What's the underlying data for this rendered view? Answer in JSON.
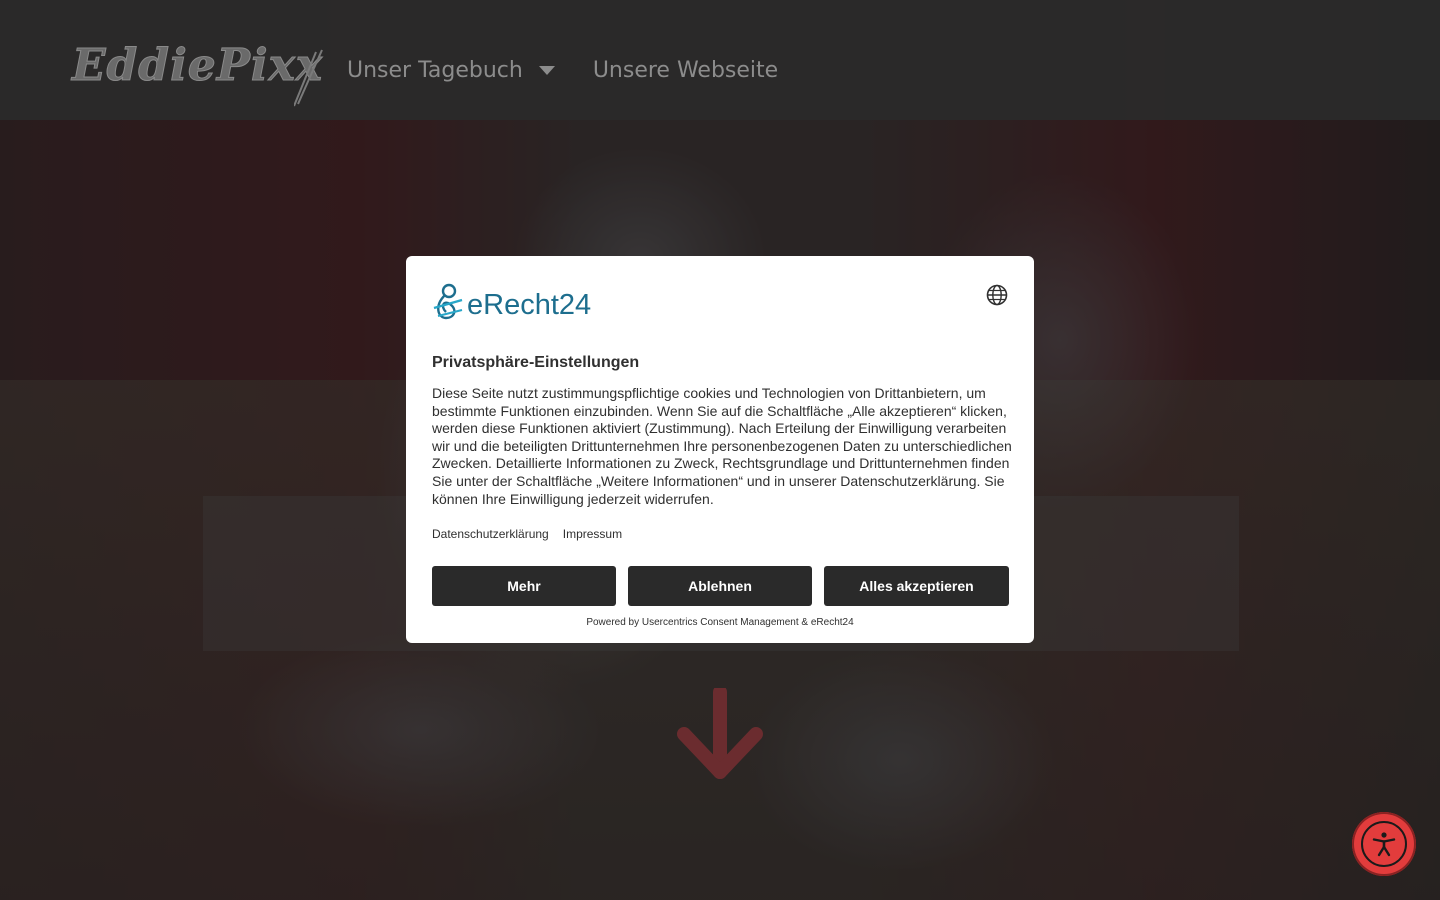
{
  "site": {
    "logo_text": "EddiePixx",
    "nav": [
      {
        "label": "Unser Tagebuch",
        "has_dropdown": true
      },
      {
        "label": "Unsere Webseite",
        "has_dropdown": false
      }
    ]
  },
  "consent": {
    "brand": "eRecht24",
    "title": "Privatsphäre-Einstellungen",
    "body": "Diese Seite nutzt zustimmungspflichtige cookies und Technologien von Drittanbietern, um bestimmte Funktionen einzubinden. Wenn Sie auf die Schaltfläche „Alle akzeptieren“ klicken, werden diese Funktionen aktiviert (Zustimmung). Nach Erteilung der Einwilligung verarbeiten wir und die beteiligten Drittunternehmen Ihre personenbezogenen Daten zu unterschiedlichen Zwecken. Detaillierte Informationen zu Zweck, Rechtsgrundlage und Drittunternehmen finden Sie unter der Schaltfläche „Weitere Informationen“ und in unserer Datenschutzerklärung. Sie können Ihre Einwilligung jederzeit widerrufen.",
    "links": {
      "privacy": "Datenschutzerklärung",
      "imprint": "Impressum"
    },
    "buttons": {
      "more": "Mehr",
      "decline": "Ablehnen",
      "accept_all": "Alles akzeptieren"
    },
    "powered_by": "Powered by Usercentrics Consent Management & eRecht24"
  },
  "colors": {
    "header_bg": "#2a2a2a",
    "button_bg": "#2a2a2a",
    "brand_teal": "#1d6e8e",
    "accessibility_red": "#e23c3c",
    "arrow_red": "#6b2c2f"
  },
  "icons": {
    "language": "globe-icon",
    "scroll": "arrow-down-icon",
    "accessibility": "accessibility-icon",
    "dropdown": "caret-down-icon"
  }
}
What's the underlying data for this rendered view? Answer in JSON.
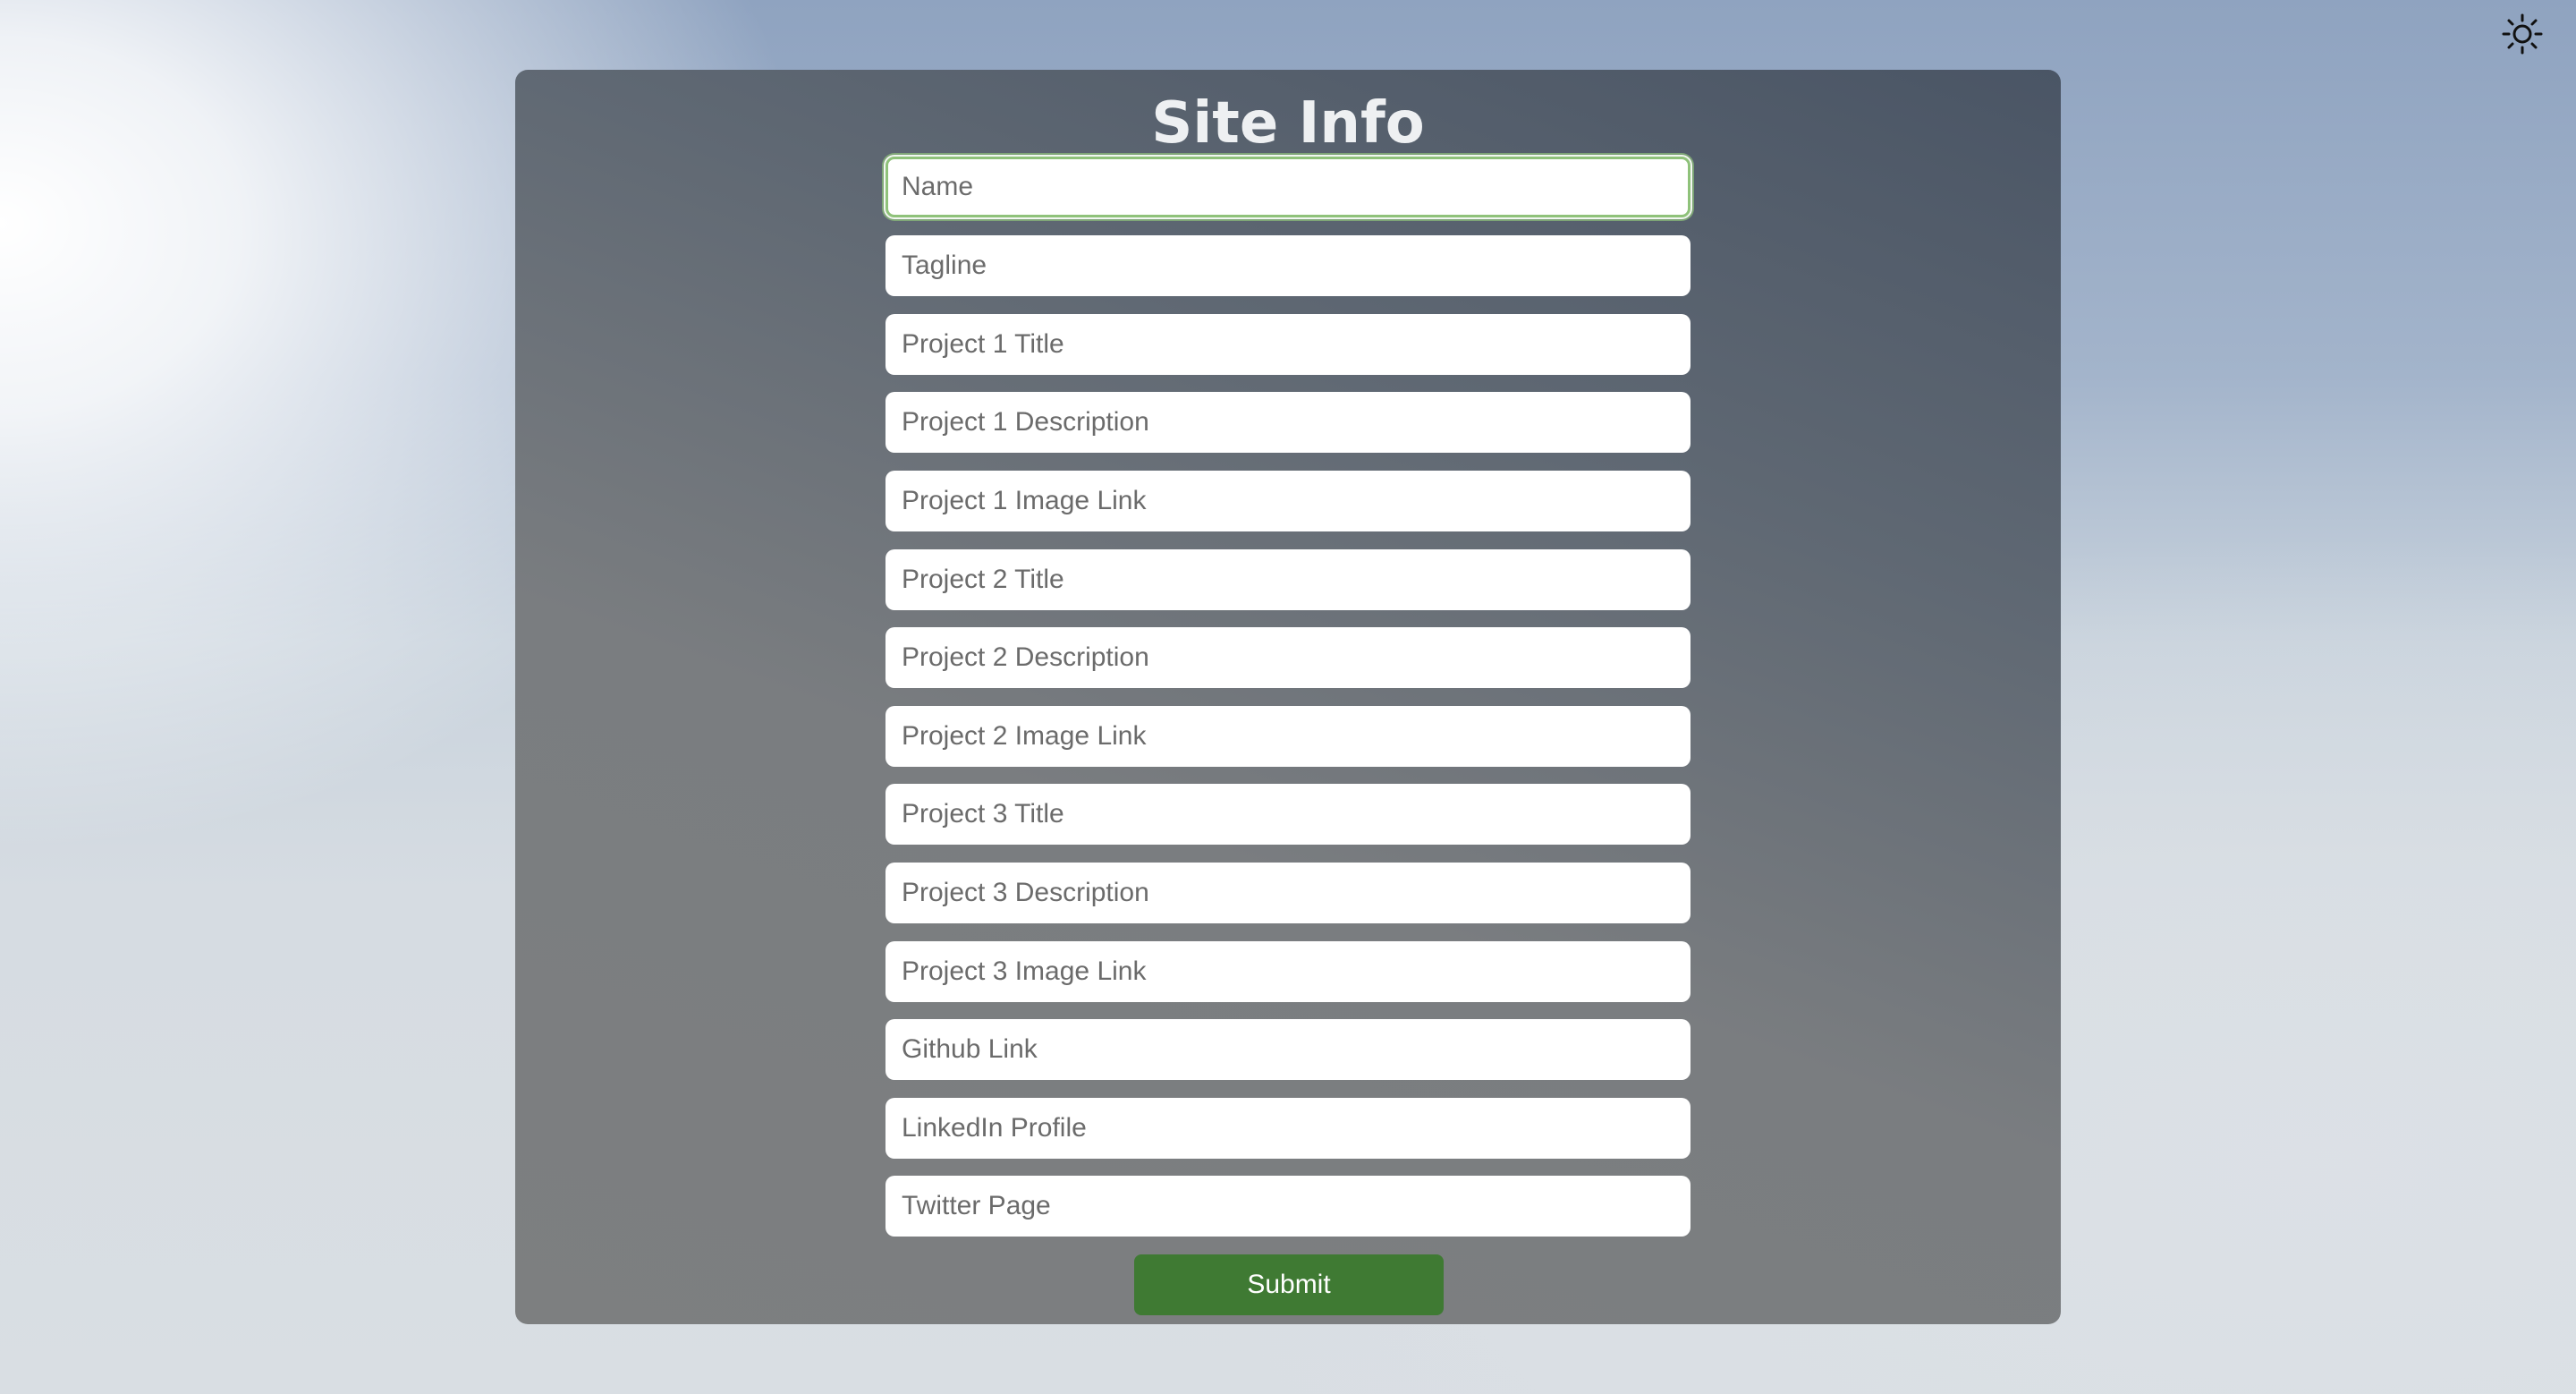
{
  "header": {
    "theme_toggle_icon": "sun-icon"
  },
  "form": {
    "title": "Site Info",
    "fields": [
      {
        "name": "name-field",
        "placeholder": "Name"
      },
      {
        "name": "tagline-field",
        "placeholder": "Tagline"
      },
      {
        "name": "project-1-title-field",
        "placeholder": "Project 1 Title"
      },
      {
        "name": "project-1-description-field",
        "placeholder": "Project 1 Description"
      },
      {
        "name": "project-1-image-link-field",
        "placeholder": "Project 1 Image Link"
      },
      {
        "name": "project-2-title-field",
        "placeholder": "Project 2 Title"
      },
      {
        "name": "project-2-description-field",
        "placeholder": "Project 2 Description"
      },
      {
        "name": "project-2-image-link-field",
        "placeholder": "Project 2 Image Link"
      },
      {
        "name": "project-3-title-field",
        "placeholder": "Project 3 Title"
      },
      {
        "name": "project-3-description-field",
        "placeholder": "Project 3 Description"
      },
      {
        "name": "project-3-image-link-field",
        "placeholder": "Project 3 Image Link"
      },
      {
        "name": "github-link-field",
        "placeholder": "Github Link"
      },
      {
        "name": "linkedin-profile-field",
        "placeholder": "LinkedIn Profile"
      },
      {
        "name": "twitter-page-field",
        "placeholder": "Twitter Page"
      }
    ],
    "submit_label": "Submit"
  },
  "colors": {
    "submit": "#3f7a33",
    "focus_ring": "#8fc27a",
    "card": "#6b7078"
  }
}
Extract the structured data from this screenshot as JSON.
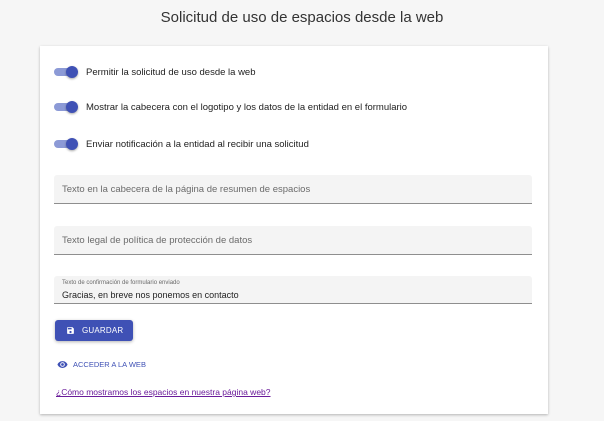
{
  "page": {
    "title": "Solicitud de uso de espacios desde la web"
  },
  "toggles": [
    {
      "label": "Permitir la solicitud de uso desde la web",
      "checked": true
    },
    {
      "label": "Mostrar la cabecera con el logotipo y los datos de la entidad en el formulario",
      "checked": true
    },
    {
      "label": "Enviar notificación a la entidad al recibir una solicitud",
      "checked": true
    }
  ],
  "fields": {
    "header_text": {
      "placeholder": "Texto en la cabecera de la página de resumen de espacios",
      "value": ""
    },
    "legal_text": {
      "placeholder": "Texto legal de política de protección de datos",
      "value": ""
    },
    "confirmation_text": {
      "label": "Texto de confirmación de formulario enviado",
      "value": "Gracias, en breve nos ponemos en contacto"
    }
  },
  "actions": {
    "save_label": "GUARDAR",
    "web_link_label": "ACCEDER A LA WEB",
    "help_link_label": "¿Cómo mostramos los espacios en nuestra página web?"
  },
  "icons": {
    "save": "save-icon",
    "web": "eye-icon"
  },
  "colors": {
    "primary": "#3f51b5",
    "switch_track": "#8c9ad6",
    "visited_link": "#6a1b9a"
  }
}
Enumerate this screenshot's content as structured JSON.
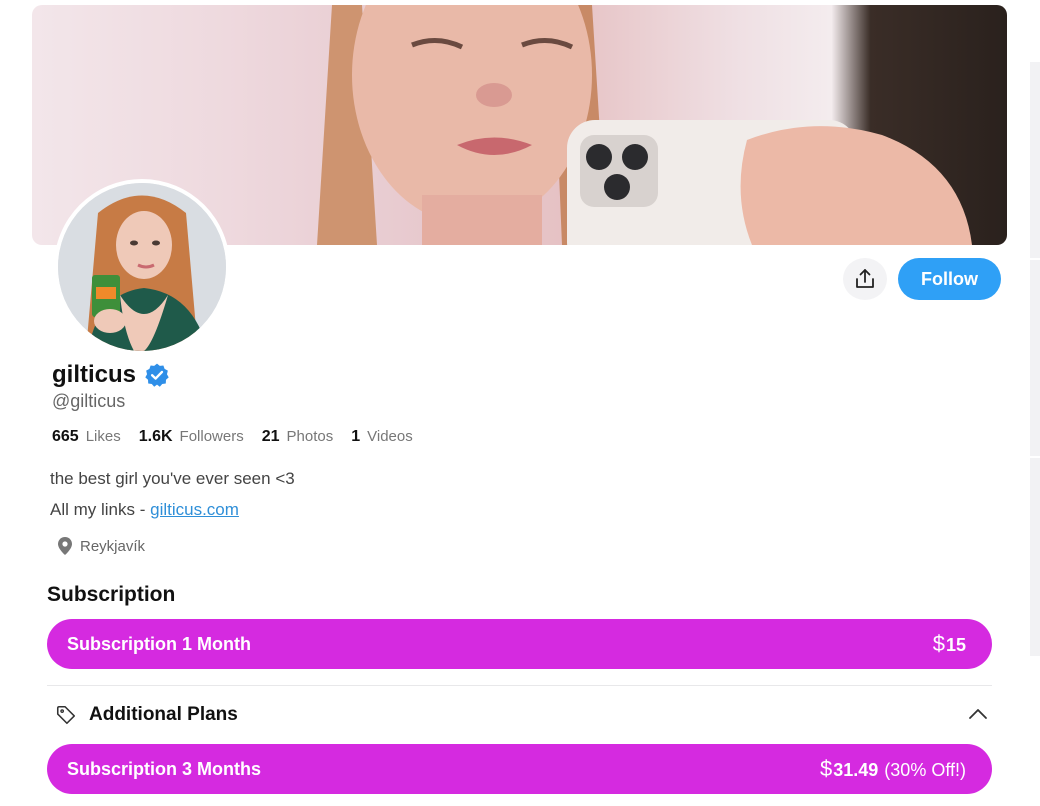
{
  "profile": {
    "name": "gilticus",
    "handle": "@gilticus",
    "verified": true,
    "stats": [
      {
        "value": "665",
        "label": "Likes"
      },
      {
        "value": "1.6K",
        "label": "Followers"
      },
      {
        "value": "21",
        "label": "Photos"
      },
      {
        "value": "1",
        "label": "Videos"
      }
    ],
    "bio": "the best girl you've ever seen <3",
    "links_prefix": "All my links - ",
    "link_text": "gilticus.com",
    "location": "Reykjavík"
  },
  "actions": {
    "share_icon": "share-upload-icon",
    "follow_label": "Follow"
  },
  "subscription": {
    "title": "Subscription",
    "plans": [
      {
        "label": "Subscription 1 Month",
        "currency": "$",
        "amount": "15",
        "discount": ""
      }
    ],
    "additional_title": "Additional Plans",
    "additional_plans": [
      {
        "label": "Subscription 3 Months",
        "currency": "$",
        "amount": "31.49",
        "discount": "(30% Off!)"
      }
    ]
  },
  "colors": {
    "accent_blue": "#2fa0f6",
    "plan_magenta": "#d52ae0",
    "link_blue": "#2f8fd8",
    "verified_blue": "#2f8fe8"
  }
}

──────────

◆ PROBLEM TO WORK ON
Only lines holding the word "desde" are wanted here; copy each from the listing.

◆ SOLUTION TO THIS TASK
    "title": "Solicitud de uso de espacios desde la web"
      "label": "Permitir la solicitud de uso desde la web",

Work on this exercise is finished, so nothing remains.